Your instructions – For each line in the data below that has the word "Graph", copy that line.

Data for the task –
┌────────

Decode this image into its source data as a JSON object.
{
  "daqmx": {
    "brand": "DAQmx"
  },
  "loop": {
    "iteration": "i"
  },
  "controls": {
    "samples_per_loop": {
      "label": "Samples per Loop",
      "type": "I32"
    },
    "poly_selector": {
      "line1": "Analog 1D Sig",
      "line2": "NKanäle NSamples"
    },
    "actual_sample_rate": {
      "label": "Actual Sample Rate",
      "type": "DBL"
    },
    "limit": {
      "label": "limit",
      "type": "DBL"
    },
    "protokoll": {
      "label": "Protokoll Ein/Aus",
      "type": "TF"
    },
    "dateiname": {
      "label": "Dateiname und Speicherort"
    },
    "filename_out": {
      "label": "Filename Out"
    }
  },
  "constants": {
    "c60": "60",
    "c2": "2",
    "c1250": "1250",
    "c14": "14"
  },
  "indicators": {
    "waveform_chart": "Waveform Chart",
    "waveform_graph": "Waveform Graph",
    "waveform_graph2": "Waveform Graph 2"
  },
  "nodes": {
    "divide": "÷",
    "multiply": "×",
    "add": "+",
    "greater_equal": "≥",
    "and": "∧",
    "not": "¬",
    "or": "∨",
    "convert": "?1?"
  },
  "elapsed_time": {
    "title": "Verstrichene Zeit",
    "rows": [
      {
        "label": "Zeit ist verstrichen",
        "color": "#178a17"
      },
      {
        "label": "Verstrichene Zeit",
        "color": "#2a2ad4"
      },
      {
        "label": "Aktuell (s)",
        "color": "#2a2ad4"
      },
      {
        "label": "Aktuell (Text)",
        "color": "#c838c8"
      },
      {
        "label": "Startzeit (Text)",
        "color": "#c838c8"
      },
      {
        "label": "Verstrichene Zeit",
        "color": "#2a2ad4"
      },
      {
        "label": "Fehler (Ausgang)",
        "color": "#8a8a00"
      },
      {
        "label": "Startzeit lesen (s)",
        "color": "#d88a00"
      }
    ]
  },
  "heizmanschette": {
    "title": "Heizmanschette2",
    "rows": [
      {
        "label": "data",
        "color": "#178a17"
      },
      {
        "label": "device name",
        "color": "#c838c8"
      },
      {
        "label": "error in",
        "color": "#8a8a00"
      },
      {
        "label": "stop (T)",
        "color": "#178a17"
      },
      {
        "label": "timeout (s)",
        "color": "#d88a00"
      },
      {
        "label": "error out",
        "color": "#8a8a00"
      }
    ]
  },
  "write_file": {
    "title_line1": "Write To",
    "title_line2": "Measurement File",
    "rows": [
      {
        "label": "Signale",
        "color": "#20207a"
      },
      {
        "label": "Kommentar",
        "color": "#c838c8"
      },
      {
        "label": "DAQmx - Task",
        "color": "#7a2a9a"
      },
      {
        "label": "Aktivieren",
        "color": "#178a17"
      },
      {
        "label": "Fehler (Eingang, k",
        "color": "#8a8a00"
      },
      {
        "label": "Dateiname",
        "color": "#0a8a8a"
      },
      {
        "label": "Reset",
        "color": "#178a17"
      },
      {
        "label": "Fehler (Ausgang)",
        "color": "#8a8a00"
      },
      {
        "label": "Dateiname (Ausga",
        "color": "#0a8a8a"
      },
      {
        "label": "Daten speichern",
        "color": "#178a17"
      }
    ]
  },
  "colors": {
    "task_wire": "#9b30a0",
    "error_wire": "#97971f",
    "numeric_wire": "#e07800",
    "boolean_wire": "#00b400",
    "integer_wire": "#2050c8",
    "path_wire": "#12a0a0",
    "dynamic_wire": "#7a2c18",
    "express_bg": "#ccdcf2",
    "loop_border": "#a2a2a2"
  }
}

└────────

Reply to the task –
    "waveform_graph": "Waveform Graph",
    "waveform_graph2": "Waveform Graph 2"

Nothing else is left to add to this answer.